[Collected data]
○ ○ ○ ○

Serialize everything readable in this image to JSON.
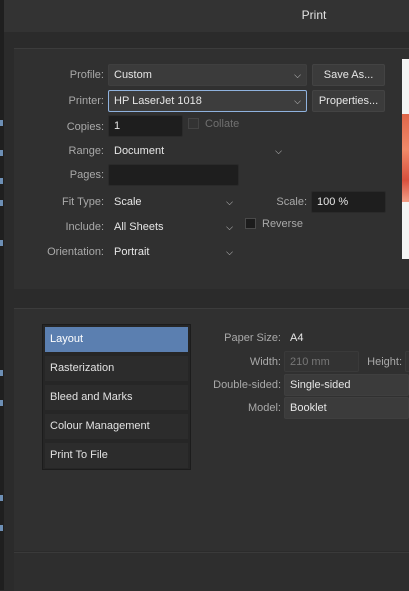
{
  "window": {
    "title": "Print"
  },
  "settings": {
    "profile": {
      "label": "Profile:",
      "value": "Custom"
    },
    "save_as_label": "Save As...",
    "printer": {
      "label": "Printer:",
      "value": "HP LaserJet 1018"
    },
    "properties_label": "Properties...",
    "copies": {
      "label": "Copies:",
      "value": "1"
    },
    "collate_label": "Collate",
    "range": {
      "label": "Range:",
      "value": "Document"
    },
    "pages": {
      "label": "Pages:",
      "value": ""
    },
    "fit_type": {
      "label": "Fit Type:",
      "value": "Scale"
    },
    "scale": {
      "label": "Scale:",
      "value": "100 %"
    },
    "include": {
      "label": "Include:",
      "value": "All Sheets"
    },
    "reverse_label": "Reverse",
    "orientation": {
      "label": "Orientation:",
      "value": "Portrait"
    }
  },
  "categories": [
    "Layout",
    "Rasterization",
    "Bleed and Marks",
    "Colour Management",
    "Print To File"
  ],
  "selected_category": "Layout",
  "layout": {
    "paper_size": {
      "label": "Paper Size:",
      "value": "A4"
    },
    "width": {
      "label": "Width:",
      "value": "210 mm"
    },
    "height": {
      "label": "Height:"
    },
    "double_sided": {
      "label": "Double-sided:",
      "value": "Single-sided"
    },
    "model": {
      "label": "Model:",
      "value": "Booklet"
    }
  },
  "colors": {
    "accent": "#5b7fb0",
    "focus_border": "#8fb2de"
  }
}
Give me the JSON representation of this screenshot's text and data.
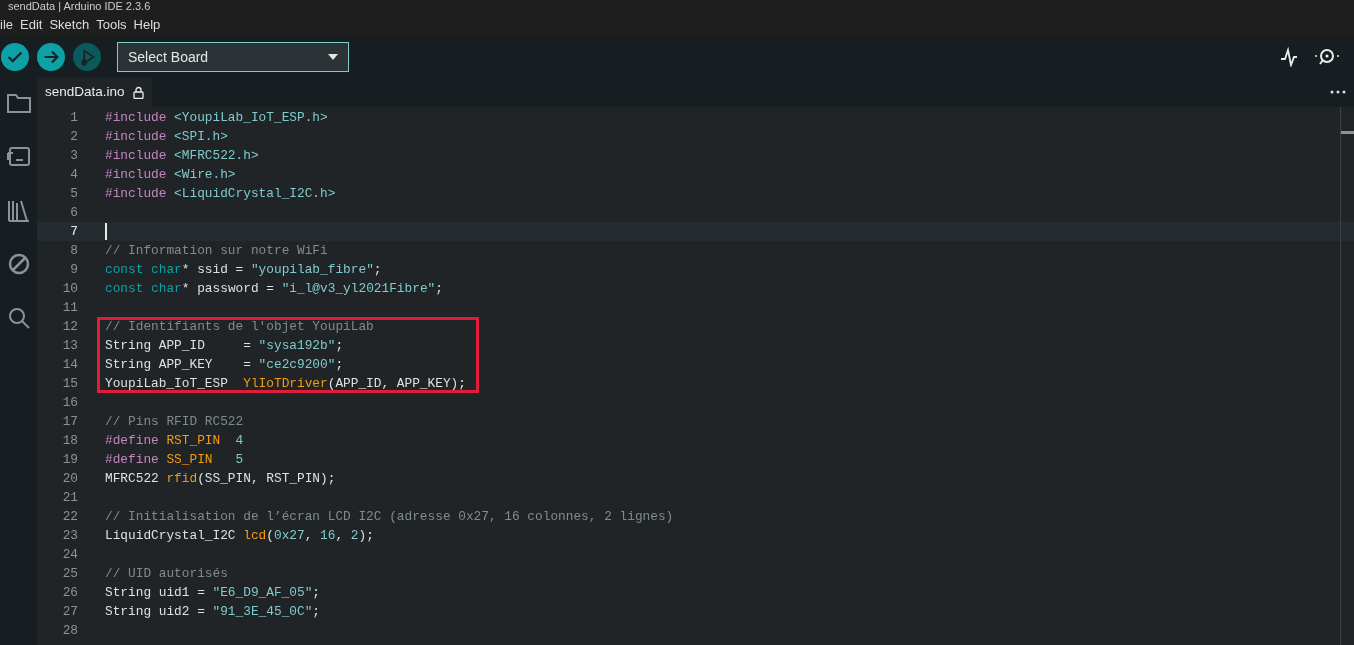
{
  "window": {
    "title": "sendData | Arduino IDE 2.3.6"
  },
  "menu": [
    "ile",
    "Edit",
    "Sketch",
    "Tools",
    "Help"
  ],
  "toolbar": {
    "buttons": [
      {
        "kind": "verify",
        "disabled": false
      },
      {
        "kind": "upload",
        "disabled": false
      },
      {
        "kind": "debug",
        "disabled": true
      }
    ],
    "board_select": {
      "value": "Select Board"
    },
    "right_buttons": [
      {
        "kind": "plotter"
      },
      {
        "kind": "monitor"
      }
    ]
  },
  "sidebar": {
    "items": [
      {
        "kind": "folder",
        "selected": false
      },
      {
        "kind": "board",
        "selected": false
      },
      {
        "kind": "library",
        "selected": false
      },
      {
        "kind": "debug",
        "selected": false
      },
      {
        "kind": "search",
        "selected": false
      }
    ]
  },
  "tabs": [
    {
      "label": "sendData.ino",
      "selected": true,
      "locked": true
    }
  ],
  "editor": {
    "lines": [
      {
        "number": "1",
        "current": false,
        "highlighted": false,
        "tokens": [
          {
            "kind": "preproc",
            "text": "#include"
          },
          {
            "kind": "path",
            "text": " <YoupiLab_IoT_ESP.h>"
          }
        ]
      },
      {
        "number": "2",
        "current": false,
        "highlighted": false,
        "tokens": [
          {
            "kind": "preproc",
            "text": "#include"
          },
          {
            "kind": "path",
            "text": " <SPI.h>"
          }
        ]
      },
      {
        "number": "3",
        "current": false,
        "highlighted": false,
        "tokens": [
          {
            "kind": "preproc",
            "text": "#include"
          },
          {
            "kind": "path",
            "text": " <MFRC522.h>"
          }
        ]
      },
      {
        "number": "4",
        "current": false,
        "highlighted": false,
        "tokens": [
          {
            "kind": "preproc",
            "text": "#include"
          },
          {
            "kind": "path",
            "text": " <Wire.h>"
          }
        ]
      },
      {
        "number": "5",
        "current": false,
        "highlighted": false,
        "tokens": [
          {
            "kind": "preproc",
            "text": "#include"
          },
          {
            "kind": "path",
            "text": " <LiquidCrystal_I2C.h>"
          }
        ]
      },
      {
        "number": "6",
        "current": false,
        "highlighted": false
      },
      {
        "number": "7",
        "current": true,
        "highlighted": false
      },
      {
        "number": "8",
        "current": false,
        "highlighted": false,
        "tokens": [
          {
            "kind": "comment",
            "text": "// Information sur notre WiFi"
          }
        ]
      },
      {
        "number": "9",
        "current": false,
        "highlighted": false,
        "tokens": [
          {
            "kind": "type",
            "text": "const"
          },
          {
            "kind": "type",
            "text": " char"
          },
          {
            "kind": "plain",
            "text": "* ssid = "
          },
          {
            "kind": "string",
            "text": "\"youpilab_fibre\""
          },
          {
            "kind": "plain",
            "text": ";"
          }
        ]
      },
      {
        "number": "10",
        "current": false,
        "highlighted": false,
        "tokens": [
          {
            "kind": "type",
            "text": "const"
          },
          {
            "kind": "type",
            "text": " char"
          },
          {
            "kind": "plain",
            "text": "* password = "
          },
          {
            "kind": "string",
            "text": "\"i_l@v3_yl2021Fibre\""
          },
          {
            "kind": "plain",
            "text": ";"
          }
        ]
      },
      {
        "number": "11",
        "current": false,
        "highlighted": false
      },
      {
        "number": "12",
        "current": false,
        "highlighted": true,
        "tokens": [
          {
            "kind": "comment",
            "text": "// Identifiants de l'objet YoupiLab"
          }
        ]
      },
      {
        "number": "13",
        "current": false,
        "highlighted": true,
        "tokens": [
          {
            "kind": "plain",
            "text": "String APP_ID     = "
          },
          {
            "kind": "string",
            "text": "\"sysa192b\""
          },
          {
            "kind": "plain",
            "text": ";"
          }
        ]
      },
      {
        "number": "14",
        "current": false,
        "highlighted": true,
        "tokens": [
          {
            "kind": "plain",
            "text": "String APP_KEY    = "
          },
          {
            "kind": "string",
            "text": "\"ce2c9200\""
          },
          {
            "kind": "plain",
            "text": ";"
          }
        ]
      },
      {
        "number": "15",
        "current": false,
        "highlighted": true,
        "tokens": [
          {
            "kind": "plain",
            "text": "YoupiLab_IoT_ESP  "
          },
          {
            "kind": "func",
            "text": "YlIoTDriver"
          },
          {
            "kind": "plain",
            "text": "(APP_ID, APP_KEY);"
          }
        ]
      },
      {
        "number": "16",
        "current": false,
        "highlighted": false
      },
      {
        "number": "17",
        "current": false,
        "highlighted": false,
        "tokens": [
          {
            "kind": "comment",
            "text": "// Pins RFID RC522"
          }
        ]
      },
      {
        "number": "18",
        "current": false,
        "highlighted": false,
        "tokens": [
          {
            "kind": "preproc",
            "text": "#define"
          },
          {
            "kind": "func",
            "text": " RST_PIN"
          },
          {
            "kind": "number",
            "text": "  4"
          }
        ]
      },
      {
        "number": "19",
        "current": false,
        "highlighted": false,
        "tokens": [
          {
            "kind": "preproc",
            "text": "#define"
          },
          {
            "kind": "func",
            "text": " SS_PIN"
          },
          {
            "kind": "number",
            "text": "   5"
          }
        ]
      },
      {
        "number": "20",
        "current": false,
        "highlighted": false,
        "tokens": [
          {
            "kind": "plain",
            "text": "MFRC522 "
          },
          {
            "kind": "func",
            "text": "rfid"
          },
          {
            "kind": "plain",
            "text": "(SS_PIN, RST_PIN);"
          }
        ]
      },
      {
        "number": "21",
        "current": false,
        "highlighted": false
      },
      {
        "number": "22",
        "current": false,
        "highlighted": false,
        "tokens": [
          {
            "kind": "comment",
            "text": "// Initialisation de l’écran LCD I2C (adresse 0x27, 16 colonnes, 2 lignes)"
          }
        ]
      },
      {
        "number": "23",
        "current": false,
        "highlighted": false,
        "tokens": [
          {
            "kind": "plain",
            "text": "LiquidCrystal_I2C "
          },
          {
            "kind": "func",
            "text": "lcd"
          },
          {
            "kind": "plain",
            "text": "("
          },
          {
            "kind": "number",
            "text": "0x27"
          },
          {
            "kind": "plain",
            "text": ", "
          },
          {
            "kind": "number",
            "text": "16"
          },
          {
            "kind": "plain",
            "text": ", "
          },
          {
            "kind": "number",
            "text": "2"
          },
          {
            "kind": "plain",
            "text": ");"
          }
        ]
      },
      {
        "number": "24",
        "current": false,
        "highlighted": false
      },
      {
        "number": "25",
        "current": false,
        "highlighted": false,
        "tokens": [
          {
            "kind": "comment",
            "text": "// UID autorisés"
          }
        ]
      },
      {
        "number": "26",
        "current": false,
        "highlighted": false,
        "tokens": [
          {
            "kind": "plain",
            "text": "String uid1 = "
          },
          {
            "kind": "string",
            "text": "\"E6_D9_AF_05\""
          },
          {
            "kind": "plain",
            "text": ";"
          }
        ]
      },
      {
        "number": "27",
        "current": false,
        "highlighted": false,
        "tokens": [
          {
            "kind": "plain",
            "text": "String uid2 = "
          },
          {
            "kind": "string",
            "text": "\"91_3E_45_0C\""
          },
          {
            "kind": "plain",
            "text": ";"
          }
        ]
      },
      {
        "number": "28",
        "current": false,
        "highlighted": false
      }
    ]
  }
}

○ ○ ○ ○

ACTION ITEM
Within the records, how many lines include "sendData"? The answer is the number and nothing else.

ANSWER FOR THIS EXERCISE
2